_Dataset rows describing interfaces:_
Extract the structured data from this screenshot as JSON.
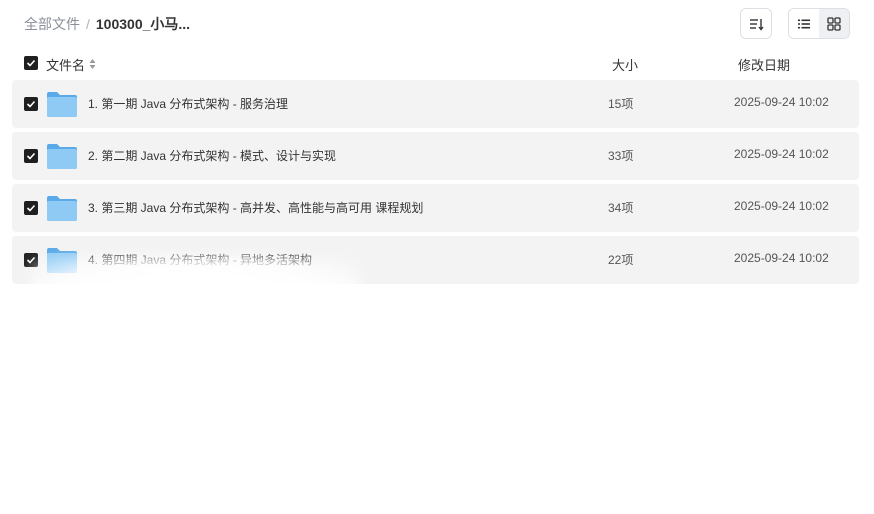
{
  "breadcrumb": {
    "root": "全部文件",
    "separator": "/",
    "current": "100300_小马..."
  },
  "toolbar": {
    "sort_icon": "sort-icon",
    "list_view_icon": "list-view-icon",
    "grid_view_icon": "grid-view-icon"
  },
  "columns": {
    "name": "文件名",
    "size": "大小",
    "date": "修改日期"
  },
  "rows": [
    {
      "name": "1. 第一期 Java 分布式架构 - 服务治理",
      "size": "15项",
      "date": "2025-09-24 10:02"
    },
    {
      "name": "2. 第二期 Java 分布式架构 - 模式、设计与实现",
      "size": "33项",
      "date": "2025-09-24 10:02"
    },
    {
      "name": "3. 第三期 Java 分布式架构 - 高并发、高性能与高可用 课程规划",
      "size": "34项",
      "date": "2025-09-24 10:02"
    },
    {
      "name": "4. 第四期 Java 分布式架构 - 异地多活架构",
      "size": "22项",
      "date": "2025-09-24 10:02"
    }
  ],
  "colors": {
    "row_bg": "#f3f3f4",
    "checkbox": "#1f1f1f",
    "folder": "#7cc0f2"
  }
}
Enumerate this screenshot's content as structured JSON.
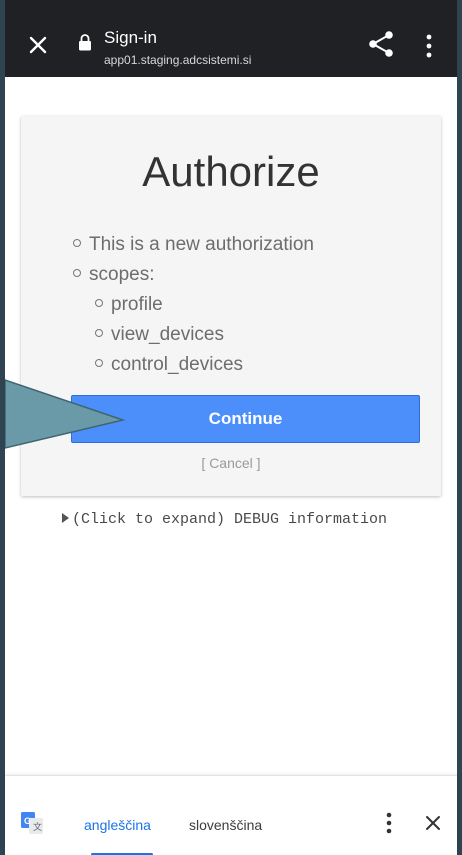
{
  "topbar": {
    "title": "Sign-in",
    "url": "app01.staging.adcsistemi.si",
    "background": "#202124"
  },
  "card": {
    "title": "Authorize",
    "items": [
      {
        "text": "This is a new authorization",
        "level": 0
      },
      {
        "text": "scopes:",
        "level": 0
      },
      {
        "text": "profile",
        "level": 1
      },
      {
        "text": "view_devices",
        "level": 1
      },
      {
        "text": "control_devices",
        "level": 1
      }
    ],
    "continue_label": "Continue",
    "cancel_label": "[ Cancel ]",
    "accent": "#4c8ffb"
  },
  "debug": {
    "label": "(Click to expand) DEBUG information"
  },
  "translate": {
    "source_lang": "angleščina",
    "target_lang": "slovenščina",
    "accent": "#1a73e8"
  },
  "icons": {
    "close": "close-icon",
    "lock": "lock-icon",
    "share": "share-icon",
    "more": "more-vert-icon",
    "translate": "google-translate-icon"
  }
}
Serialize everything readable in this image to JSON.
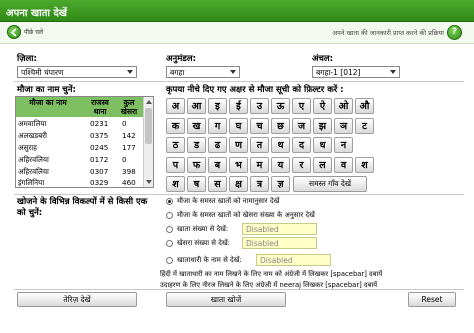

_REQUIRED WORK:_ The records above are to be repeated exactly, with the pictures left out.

_TASK ANSWER:_
Extract the structured data from this screenshot as JSON.
{
  "breadcrumb": {
    "root": "全部文件",
    "separator": "/",
    "current": "100300_小马..."
  },
  "toolbar": {
    "sort_icon": "sort-icon",
    "list_view_icon": "list-view-icon",
    "grid_view_icon": "grid-view-icon"
  },
  "columns": {
    "name": "文件名",
    "size": "大小",
    "date": "修改日期"
  },
  "rows": [
    {
      "name": "1. 第一期 Java 分布式架构 - 服务治理",
      "size": "15项",
      "date": "2025-09-24 10:02"
    },
    {
      "name": "2. 第二期 Java 分布式架构 - 模式、设计与实现",
      "size": "33项",
      "date": "2025-09-24 10:02"
    },
    {
      "name": "3. 第三期 Java 分布式架构 - 高并发、高性能与高可用 课程规划",
      "size": "34项",
      "date": "2025-09-24 10:02"
    },
    {
      "name": "4. 第四期 Java 分布式架构 - 异地多活架构",
      "size": "22项",
      "date": "2025-09-24 10:02"
    }
  ],
  "colors": {
    "row_bg": "#f3f3f4",
    "checkbox": "#1f1f1f",
    "folder": "#7cc0f2"
  }
}
Enumerate this screenshot's content as structured JSON.
{
  "topbar": {
    "title": "Sign-in",
    "url": "app01.staging.adcsistemi.si",
    "background": "#202124"
  },
  "card": {
    "title": "Authorize",
    "items": [
      {
        "text": "This is a new authorization",
        "level": 0
      },
      {
        "text": "scopes:",
        "level": 0
      },
      {
        "text": "profile",
        "level": 1
      },
      {
        "text": "view_devices",
        "level": 1
      },
      {
        "text": "control_devices",
        "level": 1
      }
    ],
    "continue_label": "Continue",
    "cancel_label": "[ Cancel ]",
    "accent": "#4c8ffb"
  },
  "debug": {
    "label": "(Click to expand) DEBUG information"
  },
  "translate": {
    "source_lang": "angleščina",
    "target_lang": "slovenščina",
    "accent": "#1a73e8"
  },
  "icons": {
    "close": "close-icon",
    "lock": "lock-icon",
    "share": "share-icon",
    "more": "more-vert-icon",
    "translate": "google-translate-icon"
  }
}
Serialize everything readable in this image to JSON.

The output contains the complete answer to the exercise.